TASK INSTRUCTIONS: Show all lines below holding the string "ausência".

(Items from an interface collection)
──────────────────────────────
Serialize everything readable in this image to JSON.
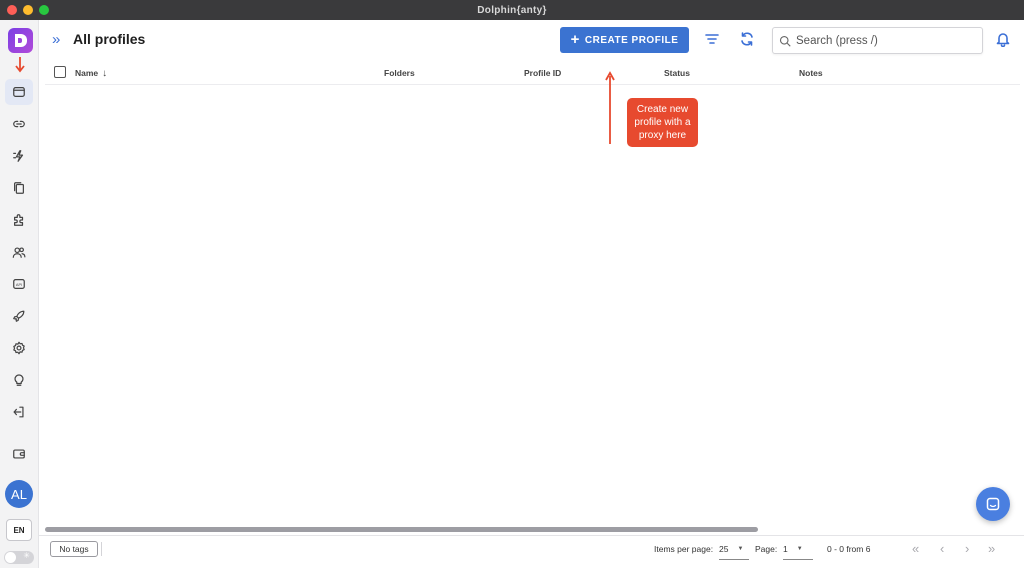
{
  "window": {
    "title": "Dolphin{anty}"
  },
  "sidebar": {
    "items": [
      {
        "name": "browser-profiles",
        "icon": "browser-window-icon",
        "active": true
      },
      {
        "name": "proxies",
        "icon": "link-icon"
      },
      {
        "name": "automation",
        "icon": "lightning-icon"
      },
      {
        "name": "templates",
        "icon": "copy-icon"
      },
      {
        "name": "extensions",
        "icon": "puzzle-icon"
      },
      {
        "name": "team",
        "icon": "users-icon"
      },
      {
        "name": "api",
        "icon": "api-icon"
      },
      {
        "name": "scenarios",
        "icon": "rocket-icon"
      },
      {
        "name": "settings",
        "icon": "gear-icon"
      },
      {
        "name": "tips",
        "icon": "lightbulb-icon"
      },
      {
        "name": "logout",
        "icon": "logout-icon"
      },
      {
        "name": "wallet",
        "icon": "wallet-icon"
      }
    ],
    "avatar": "AL",
    "language": "EN"
  },
  "header": {
    "title": "All profiles",
    "create_button": "CREATE PROFILE",
    "search_placeholder": "Search (press /)"
  },
  "table": {
    "columns": [
      "Name",
      "Folders",
      "Profile ID",
      "Status",
      "Notes"
    ]
  },
  "annotation": {
    "text": "Create new profile with a proxy here",
    "color": "#e74a2f"
  },
  "footer": {
    "tags_button": "No tags",
    "items_per_page_label": "Items per page:",
    "items_per_page": "25",
    "page_label": "Page:",
    "page": "1",
    "range": "0 - 0 from 6"
  },
  "colors": {
    "accent": "#3b73d1",
    "annotation": "#e74a2f",
    "logo": "#9b45dd"
  }
}
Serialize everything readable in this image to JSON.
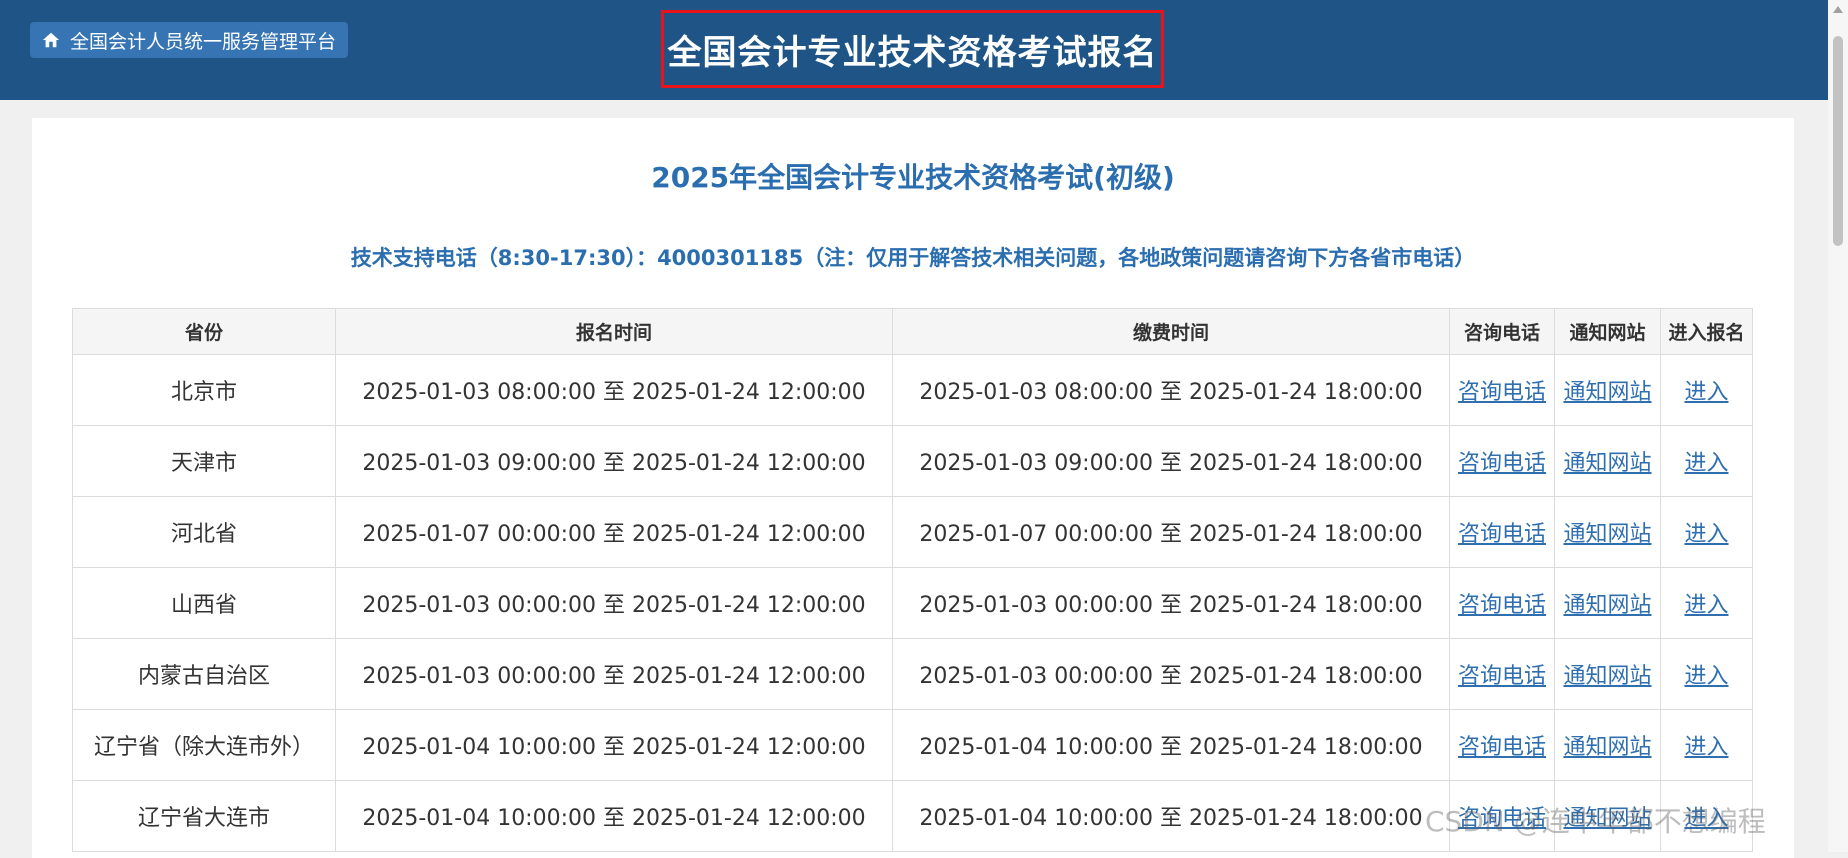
{
  "header": {
    "home_label": "全国会计人员统一服务管理平台",
    "page_title": "全国会计专业技术资格考试报名",
    "bg_color": "#1f5586",
    "highlight_color": "#e8131b"
  },
  "main": {
    "subtitle": "2025年全国会计专业技术资格考试(初级)",
    "support_text": "技术支持电话（8:30-17:30）：4000301185（注：仅用于解答技术相关问题，各地政策问题请咨询下方各省市电话）",
    "accent_color": "#2b6eaf"
  },
  "table": {
    "columns": [
      "省份",
      "报名时间",
      "缴费时间",
      "咨询电话",
      "通知网站",
      "进入报名"
    ],
    "rows": [
      {
        "province": "北京市",
        "reg_time": "2025-01-03 08:00:00 至 2025-01-24 12:00:00",
        "pay_time": "2025-01-03 08:00:00 至 2025-01-24 18:00:00",
        "phone": "咨询电话",
        "site": "通知网站",
        "enter": "进入"
      },
      {
        "province": "天津市",
        "reg_time": "2025-01-03 09:00:00 至 2025-01-24 12:00:00",
        "pay_time": "2025-01-03 09:00:00 至 2025-01-24 18:00:00",
        "phone": "咨询电话",
        "site": "通知网站",
        "enter": "进入"
      },
      {
        "province": "河北省",
        "reg_time": "2025-01-07 00:00:00 至 2025-01-24 12:00:00",
        "pay_time": "2025-01-07 00:00:00 至 2025-01-24 18:00:00",
        "phone": "咨询电话",
        "site": "通知网站",
        "enter": "进入"
      },
      {
        "province": "山西省",
        "reg_time": "2025-01-03 00:00:00 至 2025-01-24 12:00:00",
        "pay_time": "2025-01-03 00:00:00 至 2025-01-24 18:00:00",
        "phone": "咨询电话",
        "site": "通知网站",
        "enter": "进入"
      },
      {
        "province": "内蒙古自治区",
        "reg_time": "2025-01-03 00:00:00 至 2025-01-24 12:00:00",
        "pay_time": "2025-01-03 00:00:00 至 2025-01-24 18:00:00",
        "phone": "咨询电话",
        "site": "通知网站",
        "enter": "进入"
      },
      {
        "province": "辽宁省（除大连市外）",
        "reg_time": "2025-01-04 10:00:00 至 2025-01-24 12:00:00",
        "pay_time": "2025-01-04 10:00:00 至 2025-01-24 18:00:00",
        "phone": "咨询电话",
        "site": "通知网站",
        "enter": "进入"
      },
      {
        "province": "辽宁省大连市",
        "reg_time": "2025-01-04 10:00:00 至 2025-01-24 12:00:00",
        "pay_time": "2025-01-04 10:00:00 至 2025-01-24 18:00:00",
        "phone": "咨询电话",
        "site": "通知网站",
        "enter": "进入"
      }
    ]
  },
  "watermark": "CSDN @连中年都不想编程",
  "icons": {
    "home": "home-icon"
  }
}
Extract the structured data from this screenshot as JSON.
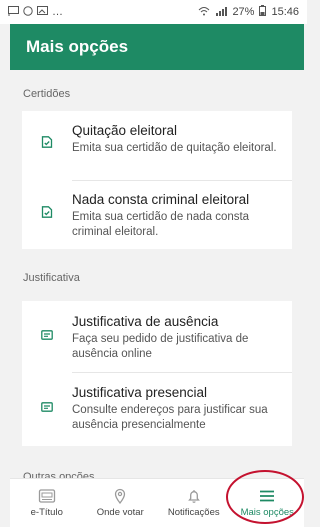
{
  "status_bar": {
    "percent": "27%",
    "time": "15:46",
    "left_glyph": "…"
  },
  "app_bar": {
    "title": "Mais opções"
  },
  "sections": {
    "certidoes": {
      "title": "Certidões",
      "items": [
        {
          "title": "Quitação eleitoral",
          "desc": "Emita sua certidão de quitação eleitoral."
        },
        {
          "title": "Nada consta criminal eleitoral",
          "desc": "Emita sua certidão de nada consta criminal eleitoral."
        }
      ]
    },
    "justificativa": {
      "title": "Justificativa",
      "items": [
        {
          "title": "Justificativa de ausência",
          "desc": "Faça seu pedido de justificativa de ausência online"
        },
        {
          "title": "Justificativa presencial",
          "desc": "Consulte endereços para justificar sua ausência presencialmente"
        }
      ]
    },
    "outras": {
      "title": "Outras opções"
    }
  },
  "bottom_nav": {
    "tabs": [
      {
        "label": "e-Título",
        "icon": "id-card-icon"
      },
      {
        "label": "Onde votar",
        "icon": "location-pin-icon"
      },
      {
        "label": "Notificações",
        "icon": "bell-icon"
      },
      {
        "label": "Mais opções",
        "icon": "hamburger-menu-icon"
      }
    ]
  },
  "colors": {
    "brand_green": "#1e8a64",
    "highlight_red": "#c4122f"
  }
}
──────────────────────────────
EXPECTED ANSWER:
          "title": "Justificativa de ausência",
          "desc": "Faça seu pedido de justificativa de ausência online"
          "desc": "Consulte endereços para justificar sua ausência presencialmente"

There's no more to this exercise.